| Exercise description |
Omit the pictures, but give back every entry below exactly as written.

| Provided information |
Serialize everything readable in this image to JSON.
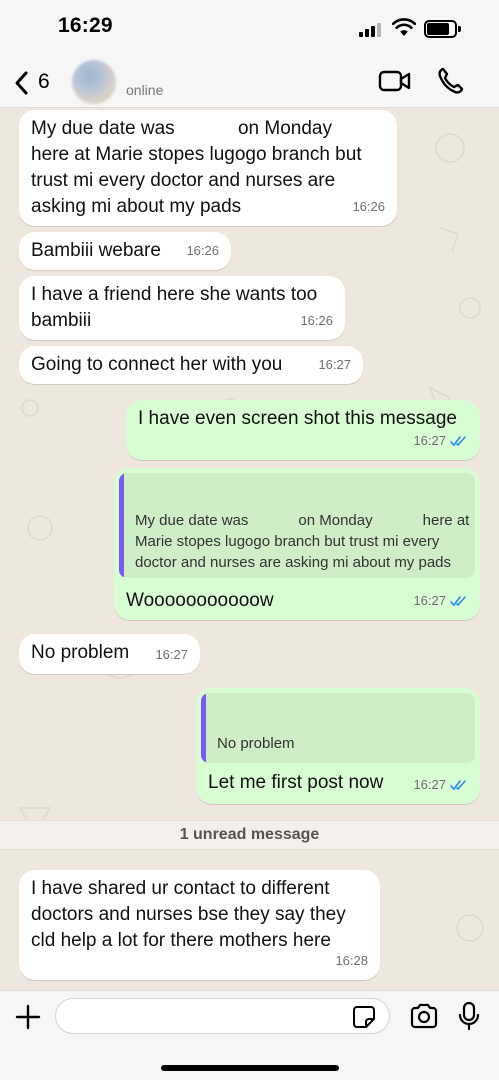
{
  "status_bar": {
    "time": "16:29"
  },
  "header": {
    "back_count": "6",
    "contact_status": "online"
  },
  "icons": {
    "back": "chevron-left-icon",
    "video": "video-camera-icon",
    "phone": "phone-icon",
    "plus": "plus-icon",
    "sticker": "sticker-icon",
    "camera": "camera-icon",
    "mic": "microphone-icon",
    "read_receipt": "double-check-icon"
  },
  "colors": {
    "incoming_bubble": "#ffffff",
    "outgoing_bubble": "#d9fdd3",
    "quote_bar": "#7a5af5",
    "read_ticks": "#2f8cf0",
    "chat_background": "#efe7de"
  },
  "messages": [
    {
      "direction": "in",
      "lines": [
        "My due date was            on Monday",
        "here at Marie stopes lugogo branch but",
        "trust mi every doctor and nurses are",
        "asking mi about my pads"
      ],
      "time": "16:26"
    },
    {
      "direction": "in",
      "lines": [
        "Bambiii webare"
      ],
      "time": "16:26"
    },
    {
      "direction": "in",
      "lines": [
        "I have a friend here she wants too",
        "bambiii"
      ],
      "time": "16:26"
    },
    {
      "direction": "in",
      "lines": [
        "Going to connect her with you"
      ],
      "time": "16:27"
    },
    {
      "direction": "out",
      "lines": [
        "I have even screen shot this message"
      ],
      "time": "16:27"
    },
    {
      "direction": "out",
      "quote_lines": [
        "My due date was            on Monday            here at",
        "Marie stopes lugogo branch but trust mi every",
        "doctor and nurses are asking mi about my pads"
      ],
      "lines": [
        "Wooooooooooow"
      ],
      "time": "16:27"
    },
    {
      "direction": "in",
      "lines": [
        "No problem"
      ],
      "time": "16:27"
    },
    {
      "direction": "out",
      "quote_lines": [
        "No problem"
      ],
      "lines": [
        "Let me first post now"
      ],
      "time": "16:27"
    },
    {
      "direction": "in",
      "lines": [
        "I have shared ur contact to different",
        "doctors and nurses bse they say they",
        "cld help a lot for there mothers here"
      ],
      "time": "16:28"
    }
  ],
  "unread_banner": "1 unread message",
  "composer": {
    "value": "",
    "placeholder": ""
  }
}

| Solution below |
Serialize everything readable in this image to JSON.
{
  "status_bar": {
    "time": "16:29"
  },
  "header": {
    "back_count": "6",
    "contact_status": "online"
  },
  "icons": {
    "back": "chevron-left-icon",
    "video": "video-camera-icon",
    "phone": "phone-icon",
    "plus": "plus-icon",
    "sticker": "sticker-icon",
    "camera": "camera-icon",
    "mic": "microphone-icon",
    "read_receipt": "double-check-icon"
  },
  "colors": {
    "incoming_bubble": "#ffffff",
    "outgoing_bubble": "#d9fdd3",
    "quote_bar": "#7a5af5",
    "read_ticks": "#2f8cf0",
    "chat_background": "#efe7de"
  },
  "messages": [
    {
      "direction": "in",
      "lines": [
        "My due date was            on Monday",
        "here at Marie stopes lugogo branch but",
        "trust mi every doctor and nurses are",
        "asking mi about my pads"
      ],
      "time": "16:26"
    },
    {
      "direction": "in",
      "lines": [
        "Bambiii webare"
      ],
      "time": "16:26"
    },
    {
      "direction": "in",
      "lines": [
        "I have a friend here she wants too",
        "bambiii"
      ],
      "time": "16:26"
    },
    {
      "direction": "in",
      "lines": [
        "Going to connect her with you"
      ],
      "time": "16:27"
    },
    {
      "direction": "out",
      "lines": [
        "I have even screen shot this message"
      ],
      "time": "16:27"
    },
    {
      "direction": "out",
      "quote_lines": [
        "My due date was            on Monday            here at",
        "Marie stopes lugogo branch but trust mi every",
        "doctor and nurses are asking mi about my pads"
      ],
      "lines": [
        "Wooooooooooow"
      ],
      "time": "16:27"
    },
    {
      "direction": "in",
      "lines": [
        "No problem"
      ],
      "time": "16:27"
    },
    {
      "direction": "out",
      "quote_lines": [
        "No problem"
      ],
      "lines": [
        "Let me first post now"
      ],
      "time": "16:27"
    },
    {
      "direction": "in",
      "lines": [
        "I have shared ur contact to different",
        "doctors and nurses bse they say they",
        "cld help a lot for there mothers here"
      ],
      "time": "16:28"
    }
  ],
  "unread_banner": "1 unread message",
  "composer": {
    "value": "",
    "placeholder": ""
  }
}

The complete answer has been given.